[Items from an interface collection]
Content starts

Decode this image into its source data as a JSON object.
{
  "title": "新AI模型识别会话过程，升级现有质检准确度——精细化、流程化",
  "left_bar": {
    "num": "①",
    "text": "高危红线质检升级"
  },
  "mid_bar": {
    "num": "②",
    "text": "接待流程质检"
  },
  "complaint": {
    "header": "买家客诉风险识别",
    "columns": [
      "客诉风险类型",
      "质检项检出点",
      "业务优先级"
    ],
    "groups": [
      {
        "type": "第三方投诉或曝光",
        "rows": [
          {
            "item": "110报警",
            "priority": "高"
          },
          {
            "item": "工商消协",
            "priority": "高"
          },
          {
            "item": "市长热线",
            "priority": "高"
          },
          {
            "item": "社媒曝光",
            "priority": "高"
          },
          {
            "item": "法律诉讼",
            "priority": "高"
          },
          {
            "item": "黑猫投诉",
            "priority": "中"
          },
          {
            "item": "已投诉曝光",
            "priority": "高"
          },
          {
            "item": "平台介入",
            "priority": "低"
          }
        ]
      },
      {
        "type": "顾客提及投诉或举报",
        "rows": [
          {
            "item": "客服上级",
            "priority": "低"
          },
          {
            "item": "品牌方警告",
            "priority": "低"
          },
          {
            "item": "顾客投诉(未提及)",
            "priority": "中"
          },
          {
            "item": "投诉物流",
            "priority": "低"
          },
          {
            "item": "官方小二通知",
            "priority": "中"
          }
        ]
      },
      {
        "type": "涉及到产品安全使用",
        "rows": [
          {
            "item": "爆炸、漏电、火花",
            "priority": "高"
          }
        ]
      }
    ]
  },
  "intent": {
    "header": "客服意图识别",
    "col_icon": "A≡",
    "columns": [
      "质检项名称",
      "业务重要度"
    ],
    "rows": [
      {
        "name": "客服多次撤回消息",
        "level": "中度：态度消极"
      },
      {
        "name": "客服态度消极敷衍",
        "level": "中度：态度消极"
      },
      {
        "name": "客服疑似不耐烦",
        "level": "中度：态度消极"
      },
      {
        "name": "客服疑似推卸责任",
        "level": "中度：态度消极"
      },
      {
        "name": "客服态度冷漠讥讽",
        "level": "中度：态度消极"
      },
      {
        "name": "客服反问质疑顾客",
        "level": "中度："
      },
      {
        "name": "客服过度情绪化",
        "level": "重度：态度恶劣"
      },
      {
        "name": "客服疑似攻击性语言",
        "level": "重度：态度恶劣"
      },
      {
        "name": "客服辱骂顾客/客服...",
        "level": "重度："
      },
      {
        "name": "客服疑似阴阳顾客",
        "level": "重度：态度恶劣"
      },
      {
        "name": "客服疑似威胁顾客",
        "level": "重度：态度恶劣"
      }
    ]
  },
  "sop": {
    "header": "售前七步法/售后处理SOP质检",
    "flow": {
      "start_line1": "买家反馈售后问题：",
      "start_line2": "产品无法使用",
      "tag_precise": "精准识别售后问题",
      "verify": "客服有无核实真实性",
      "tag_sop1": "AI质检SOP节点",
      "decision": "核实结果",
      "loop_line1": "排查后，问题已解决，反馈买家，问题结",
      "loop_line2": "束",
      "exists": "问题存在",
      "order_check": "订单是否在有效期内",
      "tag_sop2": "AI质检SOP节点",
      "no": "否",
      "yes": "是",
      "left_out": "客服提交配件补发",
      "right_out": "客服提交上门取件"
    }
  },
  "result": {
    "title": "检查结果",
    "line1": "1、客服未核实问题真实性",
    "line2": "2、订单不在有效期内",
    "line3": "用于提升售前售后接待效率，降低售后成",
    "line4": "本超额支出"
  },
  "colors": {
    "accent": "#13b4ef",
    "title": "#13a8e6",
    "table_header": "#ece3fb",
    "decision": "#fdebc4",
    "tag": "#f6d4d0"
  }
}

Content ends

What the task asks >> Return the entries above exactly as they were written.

Answer for the task >>
Decode this image into its source data as a JSON object.
{
  "title": "新AI模型识别会话过程，升级现有质检准确度——精细化、流程化",
  "left_bar": {
    "num": "①",
    "text": "高危红线质检升级"
  },
  "mid_bar": {
    "num": "②",
    "text": "接待流程质检"
  },
  "complaint": {
    "header": "买家客诉风险识别",
    "columns": [
      "客诉风险类型",
      "质检项检出点",
      "业务优先级"
    ],
    "groups": [
      {
        "type": "第三方投诉或曝光",
        "rows": [
          {
            "item": "110报警",
            "priority": "高"
          },
          {
            "item": "工商消协",
            "priority": "高"
          },
          {
            "item": "市长热线",
            "priority": "高"
          },
          {
            "item": "社媒曝光",
            "priority": "高"
          },
          {
            "item": "法律诉讼",
            "priority": "高"
          },
          {
            "item": "黑猫投诉",
            "priority": "中"
          },
          {
            "item": "已投诉曝光",
            "priority": "高"
          },
          {
            "item": "平台介入",
            "priority": "低"
          }
        ]
      },
      {
        "type": "顾客提及投诉或举报",
        "rows": [
          {
            "item": "客服上级",
            "priority": "低"
          },
          {
            "item": "品牌方警告",
            "priority": "低"
          },
          {
            "item": "顾客投诉(未提及)",
            "priority": "中"
          },
          {
            "item": "投诉物流",
            "priority": "低"
          },
          {
            "item": "官方小二通知",
            "priority": "中"
          }
        ]
      },
      {
        "type": "涉及到产品安全使用",
        "rows": [
          {
            "item": "爆炸、漏电、火花",
            "priority": "高"
          }
        ]
      }
    ]
  },
  "intent": {
    "header": "客服意图识别",
    "col_icon": "A≡",
    "columns": [
      "质检项名称",
      "业务重要度"
    ],
    "rows": [
      {
        "name": "客服多次撤回消息",
        "level": "中度：态度消极"
      },
      {
        "name": "客服态度消极敷衍",
        "level": "中度：态度消极"
      },
      {
        "name": "客服疑似不耐烦",
        "level": "中度：态度消极"
      },
      {
        "name": "客服疑似推卸责任",
        "level": "中度：态度消极"
      },
      {
        "name": "客服态度冷漠讥讽",
        "level": "中度：态度消极"
      },
      {
        "name": "客服反问质疑顾客",
        "level": "中度："
      },
      {
        "name": "客服过度情绪化",
        "level": "重度：态度恶劣"
      },
      {
        "name": "客服疑似攻击性语言",
        "level": "重度：态度恶劣"
      },
      {
        "name": "客服辱骂顾客/客服...",
        "level": "重度："
      },
      {
        "name": "客服疑似阴阳顾客",
        "level": "重度：态度恶劣"
      },
      {
        "name": "客服疑似威胁顾客",
        "level": "重度：态度恶劣"
      }
    ]
  },
  "sop": {
    "header": "售前七步法/售后处理SOP质检",
    "flow": {
      "start_line1": "买家反馈售后问题：",
      "start_line2": "产品无法使用",
      "tag_precise": "精准识别售后问题",
      "verify": "客服有无核实真实性",
      "tag_sop1": "AI质检SOP节点",
      "decision": "核实结果",
      "loop_line1": "排查后，问题已解决，反馈买家，问题结",
      "loop_line2": "束",
      "exists": "问题存在",
      "order_check": "订单是否在有效期内",
      "tag_sop2": "AI质检SOP节点",
      "no": "否",
      "yes": "是",
      "left_out": "客服提交配件补发",
      "right_out": "客服提交上门取件"
    }
  },
  "result": {
    "title": "检查结果",
    "line1": "1、客服未核实问题真实性",
    "line2": "2、订单不在有效期内",
    "line3": "用于提升售前售后接待效率，降低售后成",
    "line4": "本超额支出"
  },
  "colors": {
    "accent": "#13b4ef",
    "title": "#13a8e6",
    "table_header": "#ece3fb",
    "decision": "#fdebc4",
    "tag": "#f6d4d0"
  }
}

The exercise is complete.